I don’t have one.
I try. God, I try. I dig deep into the back of the dusty corner of my memory, but I know know not what is real or taken from a picture. It all feels too far removed for me to be sure. Strings I pull at, hoping I tug at *the* one which unlocks something of truth… but mere strings they remain.
I spoke with a good friend of mine once about this. Her earliest memory is not a memory, but someting taken from a photo. Outside of that, she doesn’t remember much else of her childhood. Her counselor suggested this could have been due to repression – a tampering down for the sake of trauma.
Knowing my childhood, I wonder the same.
I reach out to my brother and sister, curiously so. Do they remember? If so, what was their first? We don’t talk all that much these days, and this question they may find strange. I persist.
But before I hear back, I stop myself. There has to be *something*. Even if it took place at the age of, say, 12 — you have some recollection of your childhood. Why not try to write it out?
I remember long days spent on the very flat and large rock next to the spring wash, towels laid out with Jess and Rachel.

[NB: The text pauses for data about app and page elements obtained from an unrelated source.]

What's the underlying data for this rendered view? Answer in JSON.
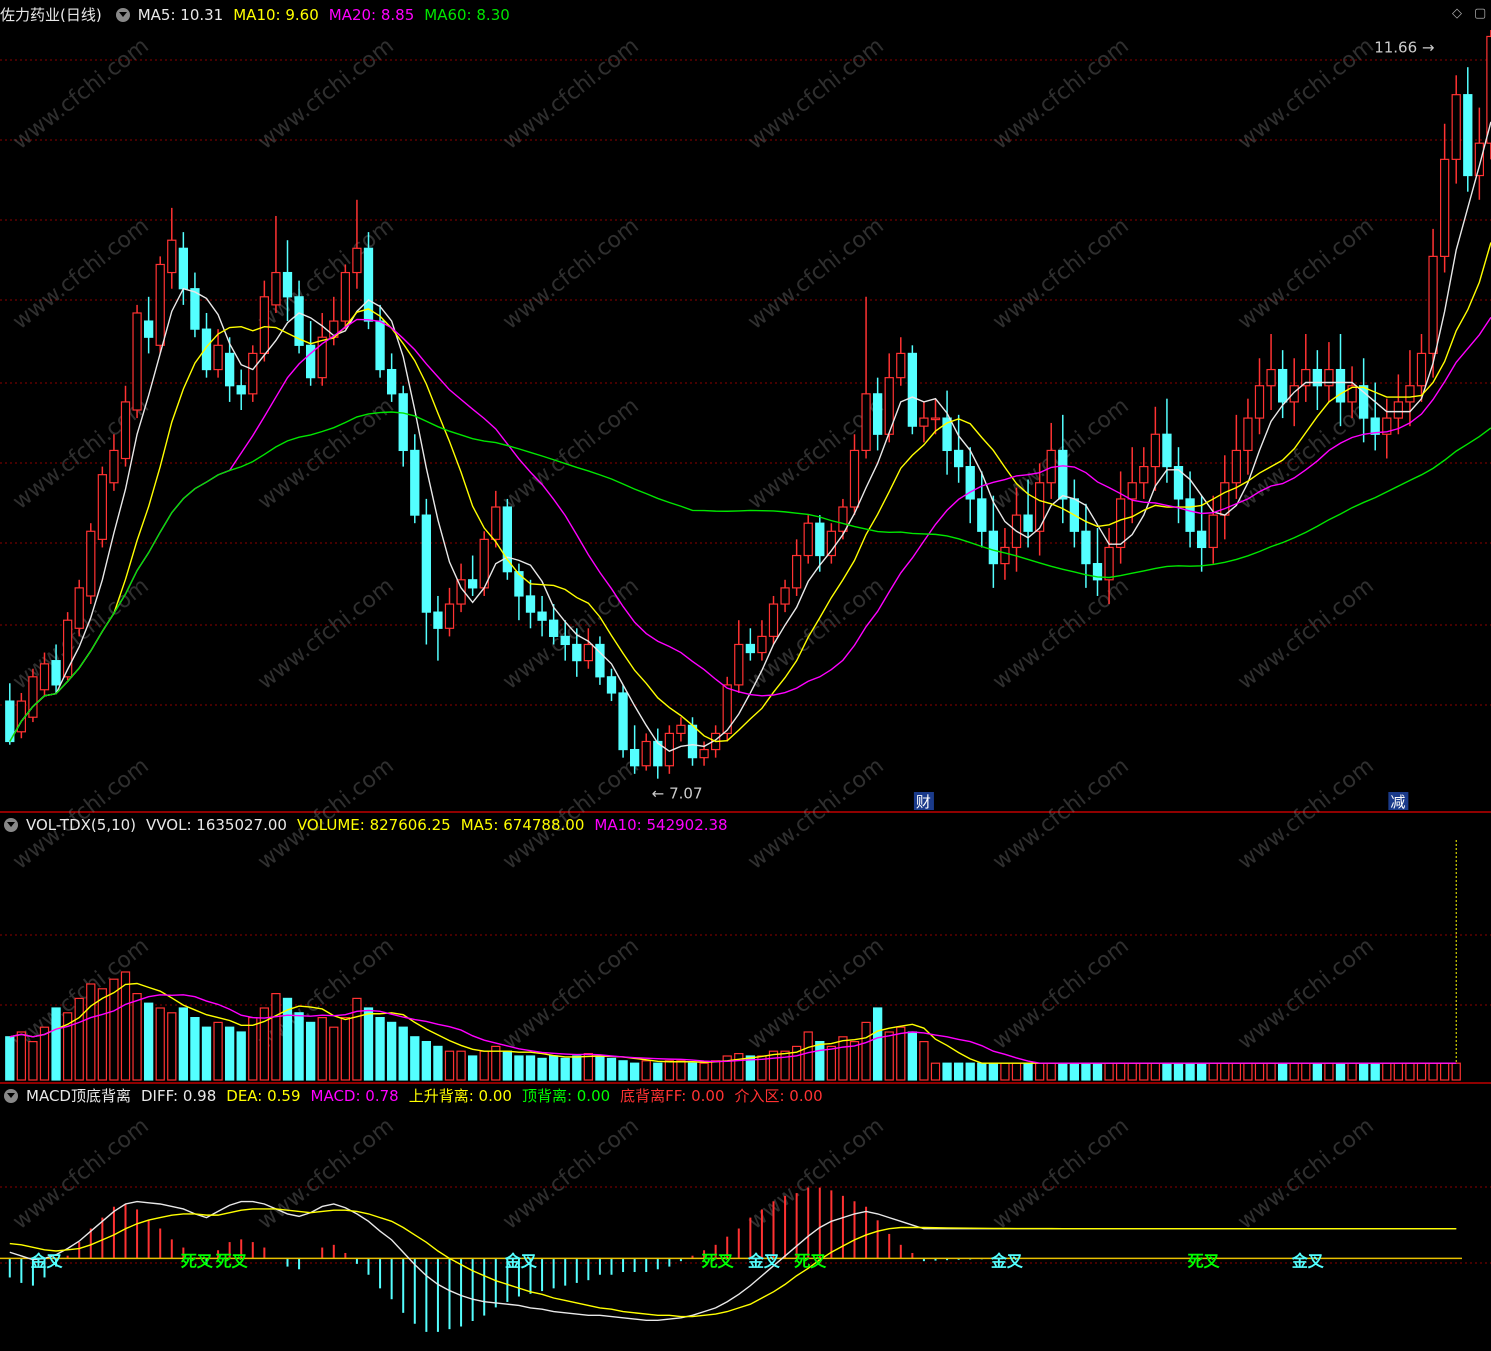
{
  "colors": {
    "up": "#ff3232",
    "down": "#54ffff",
    "ma5": "#e8e8e8",
    "ma10": "#ffff00",
    "ma20": "#ff00ff",
    "ma60": "#00e600",
    "grid": "#8b0000",
    "white": "#e8e8e8",
    "yellow": "#ffff00",
    "magenta": "#ff00ff",
    "green": "#00e600",
    "red": "#ff3232",
    "cyan": "#54ffff",
    "label_gold": "#e8c000",
    "label_cyan": "#54ffff",
    "label_green": "#00ff00"
  },
  "price_header": {
    "title": "佐力药业(日线)",
    "ma5": "MA5: 10.31",
    "ma10": "MA10: 9.60",
    "ma20": "MA20: 8.85",
    "ma60": "MA60: 8.30"
  },
  "vol_header": {
    "name": "VOL-TDX(5,10)",
    "vvol": "VVOL: 1635027.00",
    "volume": "VOLUME: 827606.25",
    "ma5": "MA5: 674788.00",
    "ma10": "MA10: 542902.38"
  },
  "macd_header": {
    "name": "MACD顶底背离",
    "diff": "DIFF: 0.98",
    "dea": "DEA: 0.59",
    "macd": "MACD: 0.78",
    "up_div": "上升背离: 0.00",
    "top_div": "顶背离: 0.00",
    "bottom_div": "底背离FF: 0.00",
    "entry": "介入区: 0.00"
  },
  "corner_icons": [
    "diamond-icon",
    "window-icon"
  ],
  "watermark": "www.cfchi.com",
  "chart_data": {
    "type": "candlestick",
    "x": "trading day index (0-125)",
    "price_range": [
      7.0,
      11.7
    ],
    "high_marker": "11.66",
    "low_marker": "7.07",
    "high_marker_value": 11.66,
    "low_marker_value": 7.07,
    "event_markers": [
      {
        "label": "财",
        "day": 79
      },
      {
        "label": "减",
        "day": 120
      }
    ],
    "candles": [
      [
        7.55,
        7.3,
        7.66,
        7.28
      ],
      [
        7.36,
        7.55,
        7.6,
        7.32
      ],
      [
        7.45,
        7.7,
        7.75,
        7.42
      ],
      [
        7.62,
        7.78,
        7.85,
        7.58
      ],
      [
        7.8,
        7.65,
        7.9,
        7.6
      ],
      [
        7.7,
        8.05,
        8.1,
        7.68
      ],
      [
        8.0,
        8.25,
        8.3,
        7.95
      ],
      [
        8.2,
        8.6,
        8.65,
        8.15
      ],
      [
        8.55,
        8.95,
        9.0,
        8.5
      ],
      [
        8.9,
        9.1,
        9.2,
        8.85
      ],
      [
        9.05,
        9.4,
        9.5,
        9.0
      ],
      [
        9.35,
        9.95,
        10.0,
        9.3
      ],
      [
        9.9,
        9.8,
        10.05,
        9.7
      ],
      [
        9.75,
        10.25,
        10.3,
        9.7
      ],
      [
        10.2,
        10.4,
        10.6,
        10.1
      ],
      [
        10.35,
        10.1,
        10.45,
        10.0
      ],
      [
        10.1,
        9.85,
        10.2,
        9.8
      ],
      [
        9.85,
        9.6,
        9.95,
        9.55
      ],
      [
        9.6,
        9.75,
        9.85,
        9.55
      ],
      [
        9.7,
        9.5,
        9.8,
        9.4
      ],
      [
        9.5,
        9.45,
        9.6,
        9.35
      ],
      [
        9.45,
        9.7,
        9.75,
        9.4
      ],
      [
        9.7,
        10.05,
        10.15,
        9.65
      ],
      [
        10.0,
        10.2,
        10.55,
        9.95
      ],
      [
        10.2,
        10.05,
        10.4,
        9.9
      ],
      [
        10.05,
        9.75,
        10.15,
        9.7
      ],
      [
        9.75,
        9.55,
        9.9,
        9.5
      ],
      [
        9.55,
        9.8,
        9.95,
        9.5
      ],
      [
        9.8,
        9.9,
        10.05,
        9.75
      ],
      [
        9.9,
        10.2,
        10.25,
        9.85
      ],
      [
        10.2,
        10.35,
        10.65,
        10.1
      ],
      [
        10.35,
        9.9,
        10.45,
        9.85
      ],
      [
        9.9,
        9.6,
        10.0,
        9.55
      ],
      [
        9.6,
        9.45,
        9.7,
        9.4
      ],
      [
        9.45,
        9.1,
        9.5,
        9.0
      ],
      [
        9.1,
        8.7,
        9.2,
        8.65
      ],
      [
        8.7,
        8.1,
        8.8,
        7.9
      ],
      [
        8.1,
        8.0,
        8.2,
        7.8
      ],
      [
        8.0,
        8.15,
        8.25,
        7.95
      ],
      [
        8.15,
        8.3,
        8.4,
        8.1
      ],
      [
        8.3,
        8.25,
        8.45,
        8.2
      ],
      [
        8.25,
        8.55,
        8.6,
        8.2
      ],
      [
        8.55,
        8.75,
        8.85,
        8.5
      ],
      [
        8.75,
        8.35,
        8.8,
        8.3
      ],
      [
        8.35,
        8.2,
        8.4,
        8.05
      ],
      [
        8.2,
        8.1,
        8.3,
        8.0
      ],
      [
        8.1,
        8.05,
        8.2,
        7.95
      ],
      [
        8.05,
        7.95,
        8.15,
        7.9
      ],
      [
        7.95,
        7.9,
        8.05,
        7.8
      ],
      [
        7.9,
        7.8,
        8.0,
        7.7
      ],
      [
        7.8,
        7.9,
        8.0,
        7.75
      ],
      [
        7.9,
        7.7,
        7.95,
        7.65
      ],
      [
        7.7,
        7.6,
        7.75,
        7.55
      ],
      [
        7.6,
        7.25,
        7.65,
        7.2
      ],
      [
        7.25,
        7.15,
        7.4,
        7.1
      ],
      [
        7.15,
        7.3,
        7.35,
        7.12
      ],
      [
        7.3,
        7.15,
        7.38,
        7.07
      ],
      [
        7.15,
        7.35,
        7.4,
        7.1
      ],
      [
        7.35,
        7.4,
        7.45,
        7.3
      ],
      [
        7.4,
        7.2,
        7.45,
        7.15
      ],
      [
        7.2,
        7.25,
        7.3,
        7.15
      ],
      [
        7.25,
        7.35,
        7.4,
        7.2
      ],
      [
        7.35,
        7.65,
        7.7,
        7.3
      ],
      [
        7.65,
        7.9,
        8.05,
        7.6
      ],
      [
        7.9,
        7.85,
        8.0,
        7.8
      ],
      [
        7.85,
        7.95,
        8.05,
        7.8
      ],
      [
        7.95,
        8.15,
        8.2,
        7.9
      ],
      [
        8.15,
        8.25,
        8.3,
        8.1
      ],
      [
        8.25,
        8.45,
        8.55,
        8.2
      ],
      [
        8.45,
        8.65,
        8.7,
        8.4
      ],
      [
        8.65,
        8.45,
        8.7,
        8.35
      ],
      [
        8.45,
        8.6,
        8.65,
        8.4
      ],
      [
        8.6,
        8.75,
        8.8,
        8.55
      ],
      [
        8.75,
        9.1,
        9.2,
        8.7
      ],
      [
        9.1,
        9.45,
        10.05,
        9.05
      ],
      [
        9.45,
        9.2,
        9.55,
        9.1
      ],
      [
        9.2,
        9.55,
        9.7,
        9.15
      ],
      [
        9.55,
        9.7,
        9.8,
        9.5
      ],
      [
        9.7,
        9.25,
        9.75,
        9.2
      ],
      [
        9.25,
        9.3,
        9.4,
        9.15
      ]
    ],
    "volume": [
      0.18,
      0.2,
      0.16,
      0.22,
      0.3,
      0.28,
      0.34,
      0.4,
      0.38,
      0.42,
      0.45,
      0.36,
      0.32,
      0.3,
      0.28,
      0.3,
      0.26,
      0.22,
      0.24,
      0.22,
      0.2,
      0.26,
      0.3,
      0.36,
      0.34,
      0.28,
      0.24,
      0.26,
      0.22,
      0.26,
      0.34,
      0.3,
      0.26,
      0.24,
      0.22,
      0.18,
      0.16,
      0.14,
      0.12,
      0.12,
      0.1,
      0.12,
      0.14,
      0.12,
      0.1,
      0.1,
      0.09,
      0.1,
      0.09,
      0.1,
      0.11,
      0.1,
      0.09,
      0.08,
      0.07,
      0.08,
      0.07,
      0.08,
      0.08,
      0.07,
      0.07,
      0.08,
      0.1,
      0.11,
      0.1,
      0.1,
      0.12,
      0.12,
      0.14,
      0.2,
      0.16,
      0.14,
      0.18,
      0.16,
      0.24,
      0.3,
      0.2,
      0.22,
      0.2,
      0.16
    ],
    "macd_range": [
      -0.7,
      1.2
    ],
    "diff": [
      0.05,
      0.02,
      -0.01,
      0.0,
      0.03,
      0.08,
      0.14,
      0.22,
      0.3,
      0.38,
      0.44,
      0.46,
      0.45,
      0.44,
      0.42,
      0.4,
      0.36,
      0.33,
      0.38,
      0.43,
      0.46,
      0.46,
      0.44,
      0.4,
      0.36,
      0.34,
      0.37,
      0.42,
      0.44,
      0.41,
      0.36,
      0.3,
      0.22,
      0.15,
      0.05,
      -0.05,
      -0.14,
      -0.21,
      -0.26,
      -0.3,
      -0.33,
      -0.35,
      -0.36,
      -0.37,
      -0.38,
      -0.4,
      -0.41,
      -0.43,
      -0.44,
      -0.45,
      -0.46,
      -0.46,
      -0.47,
      -0.48,
      -0.49,
      -0.5,
      -0.5,
      -0.49,
      -0.48,
      -0.46,
      -0.43,
      -0.4,
      -0.35,
      -0.29,
      -0.22,
      -0.14,
      -0.06,
      0.02,
      0.1,
      0.18,
      0.25,
      0.3,
      0.33,
      0.36,
      0.38,
      0.36,
      0.33,
      0.3,
      0.27,
      0.24
    ],
    "dea": [
      0.12,
      0.11,
      0.09,
      0.07,
      0.06,
      0.07,
      0.08,
      0.11,
      0.15,
      0.19,
      0.24,
      0.28,
      0.31,
      0.33,
      0.35,
      0.36,
      0.36,
      0.35,
      0.35,
      0.37,
      0.39,
      0.4,
      0.4,
      0.4,
      0.39,
      0.38,
      0.37,
      0.38,
      0.39,
      0.39,
      0.38,
      0.36,
      0.33,
      0.3,
      0.25,
      0.19,
      0.13,
      0.06,
      0.0,
      -0.05,
      -0.1,
      -0.14,
      -0.18,
      -0.21,
      -0.24,
      -0.27,
      -0.29,
      -0.32,
      -0.34,
      -0.36,
      -0.38,
      -0.4,
      -0.41,
      -0.43,
      -0.44,
      -0.45,
      -0.46,
      -0.46,
      -0.47,
      -0.47,
      -0.46,
      -0.45,
      -0.43,
      -0.4,
      -0.37,
      -0.32,
      -0.27,
      -0.21,
      -0.14,
      -0.08,
      -0.01,
      0.05,
      0.1,
      0.15,
      0.19,
      0.22,
      0.24,
      0.25,
      0.25,
      0.25
    ],
    "macd_labels": [
      {
        "label": "金叉",
        "day": 3,
        "color": "cyan"
      },
      {
        "label": "死叉",
        "day": 16,
        "color": "green"
      },
      {
        "label": "死叉",
        "day": 19,
        "color": "green"
      },
      {
        "label": "金叉",
        "day": 44,
        "color": "cyan"
      },
      {
        "label": "死叉",
        "day": 61,
        "color": "green"
      },
      {
        "label": "金叉",
        "day": 65,
        "color": "cyan"
      },
      {
        "label": "死叉",
        "day": 69,
        "color": "green"
      },
      {
        "label": "金叉",
        "day": 86,
        "color": "cyan"
      },
      {
        "label": "死叉",
        "day": 103,
        "color": "green"
      },
      {
        "label": "金叉",
        "day": 112,
        "color": "cyan"
      }
    ]
  }
}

Uno played for hours under a warm sun. Dips into the wash – chilly from the snowy runoff. Hair slowly drying in the sun as the hours crept leisurely along.
I remember rides with Aaron in his go-cart. A mad man he was, pedal floored as he raced around the rocky and wooded neighborhood, reckless for speed and thrill. I’d hold onto that red roll cage for the life of me, terrified I’d spill out onto the dusty roads. I still have a scar on my right knee as evidence of that having eventually happpened.
I remember sitting on Kimberly’s deck, drinking tea with far too much milk in it, pretending to be regal ladies. Trips inside her dark house to see what her mom had on the telly – often Supermarket Sweeps. Kim’s laughter at my learning that phone was in fact not spelled “fone”.
I remember my first crush, Jacob, and sleeping with his professional, wallet sized karate photo under my pillow for nights on end. I worshipped that photo. Jacob had no idea I existed, I was merely the younger sister of his sister’s best friend. Back then, tho, I could have sworn it was love.
I remember my dad whistling as he drove. All of us in the back, covered bed of his truck, on the carpeted built in that was dangerously unsafe but perfectly acceptable by the 90’s standards. On the radio would be his Jazz CDs, and like a bird he’d whistle their every note. His radar on the dash occasionally beeping in tune.
I remember my mom’s big, wooden, roll top desk. She didn’t use it all that much, there sitting against the window, but I found it magical. Afternoons I’d spend at it, pretending to play secretary. I’d bring out her ledger books and pens, acting as if I could balance them (spoiler alert: I could not).
I struggle to evoke memories that directly involve my mom, For those that I do, I remember the fighting. I remember the perpetuation of harm. I remember after the most heated of arguments, leaving the house with my dad and siblings, all of us saying goodbye to mom. Again. She was leaving this time. Really leaving. She’d be going back to Canada. She’d finally have enough.
But she was always still there when we got back.
I don’t know what of these are my first memories. I know not the starting point of my childhood recollection.
Perhaps it doesn’t matter. Perhaps, nearing the age of 40, it’s inconsequential in the scheme of things.
I still have yet to hear back from my siblings.
Maybe they don’t remember, either.